**GOAL OF THE EXERCISE:** From the data that follows, report how many lines hold the string "this", giving only the number.

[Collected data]
■ ■ ■
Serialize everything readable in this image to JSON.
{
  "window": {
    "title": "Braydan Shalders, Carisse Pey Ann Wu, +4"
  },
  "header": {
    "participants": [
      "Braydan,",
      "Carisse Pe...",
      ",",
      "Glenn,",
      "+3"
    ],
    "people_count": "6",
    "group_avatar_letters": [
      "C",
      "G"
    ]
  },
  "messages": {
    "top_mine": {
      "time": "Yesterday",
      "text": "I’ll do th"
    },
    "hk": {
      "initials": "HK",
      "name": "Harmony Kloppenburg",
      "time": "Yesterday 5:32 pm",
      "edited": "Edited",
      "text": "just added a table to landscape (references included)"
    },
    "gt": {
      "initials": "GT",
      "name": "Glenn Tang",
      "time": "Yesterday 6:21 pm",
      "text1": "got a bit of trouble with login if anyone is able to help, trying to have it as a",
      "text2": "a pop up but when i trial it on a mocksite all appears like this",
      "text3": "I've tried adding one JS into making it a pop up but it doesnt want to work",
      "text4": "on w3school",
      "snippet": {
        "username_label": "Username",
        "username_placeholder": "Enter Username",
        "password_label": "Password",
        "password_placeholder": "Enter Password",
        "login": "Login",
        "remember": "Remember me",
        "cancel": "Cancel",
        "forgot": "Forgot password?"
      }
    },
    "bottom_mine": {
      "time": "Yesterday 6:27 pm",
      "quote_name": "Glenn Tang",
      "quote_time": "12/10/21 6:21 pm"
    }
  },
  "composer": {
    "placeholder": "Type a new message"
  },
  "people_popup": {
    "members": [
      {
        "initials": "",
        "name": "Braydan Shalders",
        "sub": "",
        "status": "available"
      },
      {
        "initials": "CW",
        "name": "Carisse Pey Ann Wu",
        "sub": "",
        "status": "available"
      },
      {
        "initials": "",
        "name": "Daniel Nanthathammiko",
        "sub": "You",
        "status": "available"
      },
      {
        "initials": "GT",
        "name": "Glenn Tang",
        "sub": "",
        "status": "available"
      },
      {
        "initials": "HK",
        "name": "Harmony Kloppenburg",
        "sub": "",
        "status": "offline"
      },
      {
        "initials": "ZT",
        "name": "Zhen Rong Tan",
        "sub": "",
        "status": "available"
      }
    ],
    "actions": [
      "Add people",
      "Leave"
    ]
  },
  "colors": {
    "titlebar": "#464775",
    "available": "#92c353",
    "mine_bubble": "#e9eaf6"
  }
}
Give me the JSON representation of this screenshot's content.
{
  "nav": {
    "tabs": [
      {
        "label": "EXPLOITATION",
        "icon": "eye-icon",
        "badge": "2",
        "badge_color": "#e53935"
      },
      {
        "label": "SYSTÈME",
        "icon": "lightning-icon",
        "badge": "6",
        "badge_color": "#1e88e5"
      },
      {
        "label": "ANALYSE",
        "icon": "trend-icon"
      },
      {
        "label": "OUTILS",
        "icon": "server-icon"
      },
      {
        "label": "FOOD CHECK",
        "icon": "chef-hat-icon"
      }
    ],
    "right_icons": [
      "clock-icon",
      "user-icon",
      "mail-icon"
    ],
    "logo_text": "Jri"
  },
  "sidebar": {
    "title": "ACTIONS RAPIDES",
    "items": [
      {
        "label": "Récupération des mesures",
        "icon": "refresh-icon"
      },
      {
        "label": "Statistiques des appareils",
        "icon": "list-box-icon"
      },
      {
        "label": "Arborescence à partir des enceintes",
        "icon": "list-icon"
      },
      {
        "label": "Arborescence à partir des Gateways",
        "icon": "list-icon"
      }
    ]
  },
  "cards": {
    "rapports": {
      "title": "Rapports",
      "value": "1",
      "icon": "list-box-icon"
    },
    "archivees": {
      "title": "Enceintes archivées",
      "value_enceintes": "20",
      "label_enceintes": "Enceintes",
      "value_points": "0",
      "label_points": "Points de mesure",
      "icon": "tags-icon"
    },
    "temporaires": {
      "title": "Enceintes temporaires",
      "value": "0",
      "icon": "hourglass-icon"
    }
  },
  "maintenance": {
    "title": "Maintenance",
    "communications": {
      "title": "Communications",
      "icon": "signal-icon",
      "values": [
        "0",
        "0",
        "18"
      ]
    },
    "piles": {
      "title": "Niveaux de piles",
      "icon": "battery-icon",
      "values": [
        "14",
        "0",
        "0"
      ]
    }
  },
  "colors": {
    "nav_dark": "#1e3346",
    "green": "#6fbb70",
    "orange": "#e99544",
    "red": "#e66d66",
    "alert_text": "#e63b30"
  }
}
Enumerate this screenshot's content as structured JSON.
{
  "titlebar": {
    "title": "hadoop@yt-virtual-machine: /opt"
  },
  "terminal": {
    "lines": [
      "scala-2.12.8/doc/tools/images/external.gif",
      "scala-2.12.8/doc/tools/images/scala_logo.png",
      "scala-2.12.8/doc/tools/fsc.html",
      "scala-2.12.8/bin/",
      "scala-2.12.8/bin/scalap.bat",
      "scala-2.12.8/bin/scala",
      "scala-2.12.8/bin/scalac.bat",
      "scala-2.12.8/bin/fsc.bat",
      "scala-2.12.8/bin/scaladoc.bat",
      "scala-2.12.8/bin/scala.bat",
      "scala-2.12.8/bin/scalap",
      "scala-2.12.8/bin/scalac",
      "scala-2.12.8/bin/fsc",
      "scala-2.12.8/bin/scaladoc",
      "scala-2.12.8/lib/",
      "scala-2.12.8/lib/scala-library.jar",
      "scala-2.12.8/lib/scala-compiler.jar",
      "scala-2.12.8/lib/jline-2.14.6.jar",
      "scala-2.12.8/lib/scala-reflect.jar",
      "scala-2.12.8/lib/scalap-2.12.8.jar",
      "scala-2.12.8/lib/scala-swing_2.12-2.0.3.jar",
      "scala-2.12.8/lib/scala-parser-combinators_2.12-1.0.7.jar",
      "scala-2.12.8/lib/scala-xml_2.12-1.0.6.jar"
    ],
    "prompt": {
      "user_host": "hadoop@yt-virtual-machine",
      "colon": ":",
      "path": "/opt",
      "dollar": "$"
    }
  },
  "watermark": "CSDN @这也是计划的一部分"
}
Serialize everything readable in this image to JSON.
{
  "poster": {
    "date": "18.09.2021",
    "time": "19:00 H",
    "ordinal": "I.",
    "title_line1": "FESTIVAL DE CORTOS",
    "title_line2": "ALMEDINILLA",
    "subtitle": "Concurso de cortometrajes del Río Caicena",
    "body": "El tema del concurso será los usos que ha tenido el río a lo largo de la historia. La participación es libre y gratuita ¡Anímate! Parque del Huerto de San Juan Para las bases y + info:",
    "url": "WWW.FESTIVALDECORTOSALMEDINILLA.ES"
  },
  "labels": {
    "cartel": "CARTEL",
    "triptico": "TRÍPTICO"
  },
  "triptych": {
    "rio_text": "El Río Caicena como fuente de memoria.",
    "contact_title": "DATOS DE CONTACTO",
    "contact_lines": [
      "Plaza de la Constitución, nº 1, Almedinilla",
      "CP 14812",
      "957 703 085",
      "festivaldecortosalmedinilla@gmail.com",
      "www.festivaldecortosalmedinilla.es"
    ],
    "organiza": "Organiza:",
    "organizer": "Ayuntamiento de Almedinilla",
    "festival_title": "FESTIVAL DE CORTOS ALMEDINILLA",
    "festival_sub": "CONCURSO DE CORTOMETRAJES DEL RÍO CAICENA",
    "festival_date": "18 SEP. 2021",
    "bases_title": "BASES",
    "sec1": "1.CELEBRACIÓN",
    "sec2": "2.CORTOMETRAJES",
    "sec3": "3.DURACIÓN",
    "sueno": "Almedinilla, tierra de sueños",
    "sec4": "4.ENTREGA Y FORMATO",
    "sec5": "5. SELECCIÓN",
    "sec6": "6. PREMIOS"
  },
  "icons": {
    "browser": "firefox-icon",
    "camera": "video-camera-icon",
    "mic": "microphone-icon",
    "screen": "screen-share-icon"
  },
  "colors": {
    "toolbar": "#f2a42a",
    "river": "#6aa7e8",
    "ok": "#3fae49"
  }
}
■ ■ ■
**RESPONSE TO THE EXERCISE:** 5